For the better part of the last century, automotive makers have been creating new and innovative technologies with the goal of designing fully autonomous vehicles. The concept of a highly autonomous and self-driven vehicle can be dated back to at least the 1950’s with the idea being glorified throughout pop culture in the following decades, such as comic books, TV, and film. However, only in the last 20 years have the technological improvements in the car advanced enough to support such applications. Vehicle to Vehicle (V2V) and Vehicle to Infrastructure (V2I) wireless communication protocols have revolutionized the future of autonomous vehicles, but a fast, reliable, and robust wired backbone is still needed to meet the bandwidth needs of systems and sensors within the car.
For decades each Automotive OEM used proprietary technologies to enable new features in their vehicles, but eventually some technology standards (CAN, Flexray) were developed for the specific needs of the automotive industry and adopted by OEMs. However, the bandwidth capabilities of these networks quickly became inadequate for the growing number of sensors needed to make the self-driving car a reality.
About 10 years ago, the automotive industry looked to other network technologies and architectures to overcome these bandwidth limitations and recognized Ethernet as a potentially viable option. Additionally, MIPI has recently gained the attention of automotive OEMs as well because the solutions are mature, relatively simple to use, and help reduce the number of wires needed to connect components.
Brief History of Automotive Ethernet
Ethernet was first considered for in-vehicle applications around 2008, but it never quite took off during that time. For starts, 100-Mbps twisted-pair Ethernet (100BASE-TX - Fast Ethernet) was installed and used mostly for diagnostic applications and servicing electronic control units (ECUs). It was not used as a data bus during vehicle operation because of poor EMI performance. Additionally, ECU data polling and firmware updates required the transfer of large sets of data, leading to long vehicle service times.
Lastly, Ethernet was not designed to be a lossless network, and Automotive applications require guaranteed bandwidth and latency for safety reasons. However, it was during this time that the Automotive industry would start to recognize the key benefits of Ethernet: reduced cost, proven interoperability, and network ubiquity.
“Automotive Ethernet” - Improvements to Previous Ethernet PHYs
After recognizing the benefits of Ethernet over other comparable technologies, the automotive industry kept a watchful eye on developments within IEEE 802. A few years later, the IEEE 802.1 Working Group started developing Time Sensitive Network (TSN) specifications that would remedy the guaranteed bandwidth and latency concerns. Since the TSN specifications were creating a way to solve the latency issue, the need for an automotive-specific Ethernet PHY could be discussed.

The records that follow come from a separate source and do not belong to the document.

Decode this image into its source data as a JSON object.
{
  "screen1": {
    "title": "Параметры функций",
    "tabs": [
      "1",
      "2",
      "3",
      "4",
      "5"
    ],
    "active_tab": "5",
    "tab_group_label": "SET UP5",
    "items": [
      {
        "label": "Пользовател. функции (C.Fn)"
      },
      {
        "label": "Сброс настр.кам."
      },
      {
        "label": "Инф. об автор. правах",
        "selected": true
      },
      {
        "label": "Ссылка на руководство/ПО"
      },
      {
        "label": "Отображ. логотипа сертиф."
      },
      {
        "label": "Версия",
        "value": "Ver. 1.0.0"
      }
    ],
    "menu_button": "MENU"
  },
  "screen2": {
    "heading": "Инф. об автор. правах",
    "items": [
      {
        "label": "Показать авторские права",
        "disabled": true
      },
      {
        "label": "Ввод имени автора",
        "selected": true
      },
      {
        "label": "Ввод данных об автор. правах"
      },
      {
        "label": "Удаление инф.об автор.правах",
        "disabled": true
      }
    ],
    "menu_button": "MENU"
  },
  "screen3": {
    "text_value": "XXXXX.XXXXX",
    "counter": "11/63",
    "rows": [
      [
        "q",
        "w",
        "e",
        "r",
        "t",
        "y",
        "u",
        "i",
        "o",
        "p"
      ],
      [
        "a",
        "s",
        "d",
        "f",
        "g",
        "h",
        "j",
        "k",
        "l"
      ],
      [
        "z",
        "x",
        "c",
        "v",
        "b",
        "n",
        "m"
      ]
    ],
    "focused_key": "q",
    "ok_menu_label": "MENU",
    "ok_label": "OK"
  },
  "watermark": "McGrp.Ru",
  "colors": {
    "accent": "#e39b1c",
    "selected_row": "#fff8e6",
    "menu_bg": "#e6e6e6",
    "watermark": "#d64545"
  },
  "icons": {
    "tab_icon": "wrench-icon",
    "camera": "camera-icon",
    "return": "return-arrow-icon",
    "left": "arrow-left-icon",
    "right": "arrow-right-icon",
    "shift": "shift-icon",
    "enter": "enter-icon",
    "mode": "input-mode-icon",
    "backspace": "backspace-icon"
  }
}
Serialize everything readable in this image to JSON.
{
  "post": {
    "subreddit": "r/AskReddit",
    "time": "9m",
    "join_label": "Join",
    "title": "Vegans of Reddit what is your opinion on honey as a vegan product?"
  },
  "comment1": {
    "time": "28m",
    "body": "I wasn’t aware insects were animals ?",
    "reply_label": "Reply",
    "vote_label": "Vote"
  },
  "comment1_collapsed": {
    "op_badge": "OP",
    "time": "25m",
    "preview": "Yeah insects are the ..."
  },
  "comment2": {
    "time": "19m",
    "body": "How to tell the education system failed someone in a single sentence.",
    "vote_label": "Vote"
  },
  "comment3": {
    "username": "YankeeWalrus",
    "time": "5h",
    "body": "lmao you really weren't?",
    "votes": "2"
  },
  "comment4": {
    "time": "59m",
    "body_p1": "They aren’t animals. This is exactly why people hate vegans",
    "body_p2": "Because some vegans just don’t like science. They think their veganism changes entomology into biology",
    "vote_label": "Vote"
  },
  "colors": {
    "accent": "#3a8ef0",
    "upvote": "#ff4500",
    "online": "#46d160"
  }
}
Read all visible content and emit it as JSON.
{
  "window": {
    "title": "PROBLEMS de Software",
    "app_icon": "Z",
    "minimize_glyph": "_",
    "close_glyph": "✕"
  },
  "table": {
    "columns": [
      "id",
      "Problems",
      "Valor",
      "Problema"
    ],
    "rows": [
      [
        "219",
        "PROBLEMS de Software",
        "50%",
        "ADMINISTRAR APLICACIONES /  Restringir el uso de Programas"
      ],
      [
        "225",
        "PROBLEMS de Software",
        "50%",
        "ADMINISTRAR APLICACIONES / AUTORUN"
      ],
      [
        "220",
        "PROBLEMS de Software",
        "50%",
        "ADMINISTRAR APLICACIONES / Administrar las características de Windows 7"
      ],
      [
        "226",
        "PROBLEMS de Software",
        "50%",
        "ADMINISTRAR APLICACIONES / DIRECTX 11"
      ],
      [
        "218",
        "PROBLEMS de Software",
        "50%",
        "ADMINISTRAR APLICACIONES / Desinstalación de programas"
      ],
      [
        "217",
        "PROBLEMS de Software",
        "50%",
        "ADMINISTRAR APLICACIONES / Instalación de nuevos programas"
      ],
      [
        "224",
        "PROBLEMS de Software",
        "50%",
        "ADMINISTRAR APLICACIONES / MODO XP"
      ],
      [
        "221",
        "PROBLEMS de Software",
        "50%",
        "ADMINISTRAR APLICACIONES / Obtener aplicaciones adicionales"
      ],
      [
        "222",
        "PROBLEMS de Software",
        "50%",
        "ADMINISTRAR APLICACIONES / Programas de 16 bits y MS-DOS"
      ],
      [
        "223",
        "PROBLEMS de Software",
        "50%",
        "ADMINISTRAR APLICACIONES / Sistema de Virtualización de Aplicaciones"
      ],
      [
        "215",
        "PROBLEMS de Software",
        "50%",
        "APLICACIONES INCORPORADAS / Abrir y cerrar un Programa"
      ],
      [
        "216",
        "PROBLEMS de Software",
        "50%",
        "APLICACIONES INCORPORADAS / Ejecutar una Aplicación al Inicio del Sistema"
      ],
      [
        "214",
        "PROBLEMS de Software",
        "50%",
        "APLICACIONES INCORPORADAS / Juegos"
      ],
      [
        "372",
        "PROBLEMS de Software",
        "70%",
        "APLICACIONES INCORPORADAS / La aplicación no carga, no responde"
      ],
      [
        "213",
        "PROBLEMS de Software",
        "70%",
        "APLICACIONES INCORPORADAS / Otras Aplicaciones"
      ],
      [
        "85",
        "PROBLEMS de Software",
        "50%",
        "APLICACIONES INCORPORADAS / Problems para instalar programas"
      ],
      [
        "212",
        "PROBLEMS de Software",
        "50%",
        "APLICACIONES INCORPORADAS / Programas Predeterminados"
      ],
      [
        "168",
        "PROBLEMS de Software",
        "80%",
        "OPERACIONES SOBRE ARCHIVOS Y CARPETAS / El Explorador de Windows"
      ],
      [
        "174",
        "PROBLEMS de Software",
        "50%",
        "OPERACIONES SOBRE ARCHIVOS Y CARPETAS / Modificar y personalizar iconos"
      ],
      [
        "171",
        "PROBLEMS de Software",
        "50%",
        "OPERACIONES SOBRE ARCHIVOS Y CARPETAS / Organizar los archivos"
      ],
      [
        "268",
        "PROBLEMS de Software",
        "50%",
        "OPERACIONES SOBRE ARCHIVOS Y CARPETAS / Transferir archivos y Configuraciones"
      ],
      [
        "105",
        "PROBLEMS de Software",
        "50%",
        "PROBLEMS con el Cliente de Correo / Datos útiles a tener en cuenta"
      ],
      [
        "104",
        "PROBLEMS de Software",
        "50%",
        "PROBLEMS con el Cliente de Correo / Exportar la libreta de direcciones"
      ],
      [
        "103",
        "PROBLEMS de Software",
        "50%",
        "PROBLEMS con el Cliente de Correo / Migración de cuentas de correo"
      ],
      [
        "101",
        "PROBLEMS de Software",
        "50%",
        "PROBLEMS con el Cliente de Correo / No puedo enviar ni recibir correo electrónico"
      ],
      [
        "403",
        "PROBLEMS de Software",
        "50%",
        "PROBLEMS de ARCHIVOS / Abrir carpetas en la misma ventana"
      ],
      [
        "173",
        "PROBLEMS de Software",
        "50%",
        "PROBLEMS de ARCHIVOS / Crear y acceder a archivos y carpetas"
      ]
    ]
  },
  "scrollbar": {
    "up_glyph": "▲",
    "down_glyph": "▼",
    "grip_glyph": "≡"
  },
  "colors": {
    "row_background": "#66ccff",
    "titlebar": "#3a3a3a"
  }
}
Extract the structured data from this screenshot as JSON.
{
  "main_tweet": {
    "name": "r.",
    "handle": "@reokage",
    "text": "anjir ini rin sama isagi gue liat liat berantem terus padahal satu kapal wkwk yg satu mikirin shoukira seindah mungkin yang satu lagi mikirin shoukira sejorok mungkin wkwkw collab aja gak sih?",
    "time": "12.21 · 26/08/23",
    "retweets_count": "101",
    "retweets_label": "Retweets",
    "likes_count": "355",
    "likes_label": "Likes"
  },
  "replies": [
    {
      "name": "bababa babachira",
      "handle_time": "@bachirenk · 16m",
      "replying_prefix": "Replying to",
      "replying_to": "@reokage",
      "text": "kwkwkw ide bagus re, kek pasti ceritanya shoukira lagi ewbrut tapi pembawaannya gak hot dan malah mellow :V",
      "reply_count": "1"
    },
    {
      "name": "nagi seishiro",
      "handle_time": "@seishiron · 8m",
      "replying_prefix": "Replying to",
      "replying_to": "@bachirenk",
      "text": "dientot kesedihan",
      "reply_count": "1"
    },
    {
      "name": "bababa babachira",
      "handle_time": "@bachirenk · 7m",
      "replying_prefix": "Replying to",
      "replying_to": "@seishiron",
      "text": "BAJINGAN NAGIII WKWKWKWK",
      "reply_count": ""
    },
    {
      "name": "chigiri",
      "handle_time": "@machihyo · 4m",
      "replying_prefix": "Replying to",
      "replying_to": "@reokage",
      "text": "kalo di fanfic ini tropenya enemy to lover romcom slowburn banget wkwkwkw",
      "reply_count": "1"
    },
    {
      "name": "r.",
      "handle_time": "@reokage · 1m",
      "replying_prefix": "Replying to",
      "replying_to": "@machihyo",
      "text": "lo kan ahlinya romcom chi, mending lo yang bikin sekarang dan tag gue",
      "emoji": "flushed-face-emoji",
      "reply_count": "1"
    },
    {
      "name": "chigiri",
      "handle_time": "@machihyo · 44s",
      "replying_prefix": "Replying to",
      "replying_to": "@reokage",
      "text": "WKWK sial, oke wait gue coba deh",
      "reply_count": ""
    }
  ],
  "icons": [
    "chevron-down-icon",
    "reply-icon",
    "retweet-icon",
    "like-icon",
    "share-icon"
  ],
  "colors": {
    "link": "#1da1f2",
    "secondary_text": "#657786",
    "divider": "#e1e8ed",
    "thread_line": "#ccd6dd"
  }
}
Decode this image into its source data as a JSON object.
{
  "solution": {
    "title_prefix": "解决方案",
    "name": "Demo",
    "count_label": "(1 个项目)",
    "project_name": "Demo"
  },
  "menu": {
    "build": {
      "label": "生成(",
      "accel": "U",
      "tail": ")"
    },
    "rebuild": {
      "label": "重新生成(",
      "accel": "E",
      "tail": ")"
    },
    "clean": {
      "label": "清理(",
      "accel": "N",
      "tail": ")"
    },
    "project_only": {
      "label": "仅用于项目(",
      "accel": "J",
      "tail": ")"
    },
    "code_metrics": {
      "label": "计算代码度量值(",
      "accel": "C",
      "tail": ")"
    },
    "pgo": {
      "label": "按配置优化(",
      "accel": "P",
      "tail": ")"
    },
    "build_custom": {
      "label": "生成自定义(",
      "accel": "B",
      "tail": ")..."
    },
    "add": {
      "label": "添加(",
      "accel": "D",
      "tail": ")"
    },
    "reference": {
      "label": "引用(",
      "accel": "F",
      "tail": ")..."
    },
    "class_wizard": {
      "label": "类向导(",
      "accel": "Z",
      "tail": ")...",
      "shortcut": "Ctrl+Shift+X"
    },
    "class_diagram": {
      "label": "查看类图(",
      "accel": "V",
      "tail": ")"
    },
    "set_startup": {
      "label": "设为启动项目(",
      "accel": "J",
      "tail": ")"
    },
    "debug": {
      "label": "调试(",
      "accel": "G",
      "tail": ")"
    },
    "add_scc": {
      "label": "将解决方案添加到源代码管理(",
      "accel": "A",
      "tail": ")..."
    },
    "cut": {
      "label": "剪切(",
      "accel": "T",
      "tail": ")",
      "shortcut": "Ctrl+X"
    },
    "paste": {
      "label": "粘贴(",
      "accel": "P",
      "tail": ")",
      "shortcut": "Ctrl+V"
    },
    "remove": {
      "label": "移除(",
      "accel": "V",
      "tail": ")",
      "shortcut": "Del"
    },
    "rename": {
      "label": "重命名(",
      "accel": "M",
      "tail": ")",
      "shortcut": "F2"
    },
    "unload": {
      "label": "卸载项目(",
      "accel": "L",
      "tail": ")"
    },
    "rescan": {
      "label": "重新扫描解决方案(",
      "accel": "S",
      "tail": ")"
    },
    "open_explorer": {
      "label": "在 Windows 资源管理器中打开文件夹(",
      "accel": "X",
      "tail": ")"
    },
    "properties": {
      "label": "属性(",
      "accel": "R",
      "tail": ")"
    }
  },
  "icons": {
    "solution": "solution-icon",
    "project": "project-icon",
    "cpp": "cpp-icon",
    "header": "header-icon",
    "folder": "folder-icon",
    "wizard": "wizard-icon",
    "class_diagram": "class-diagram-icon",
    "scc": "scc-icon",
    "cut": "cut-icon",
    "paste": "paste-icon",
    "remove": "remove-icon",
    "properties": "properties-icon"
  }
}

In 2012, ambassadors of the automotive industry attended the IEEE 802.3 Working Group meeting to build consensus to create an Ethernet PHY project specific to the automotive industry’s needs. In the six years since that decisive meeting, there have been three IEEE 802.3 projects specific to the automotive market including 100 Mbps and 1000 Mbps PHY definitions. Both PHYs are specified to operate over 15 meters of a single unshielded twisted-pair cable, half as much cabling as 100BASE-TX and one quarter the cabling needed for 1000BASE-T, leading to weight and cost reductions when installing the vehicle cable harness.
They also have improved EMC requirements to accommodate the harsh RF environment of a motor vehicle. These characteristics combined with the IEEE 802.1 TSN protocols, create a cost competitive solution that is reliable, high bandwidth, and multi-vendor interoperable, allowing for greater network flexibility and scaling, while lowering complexity and cost.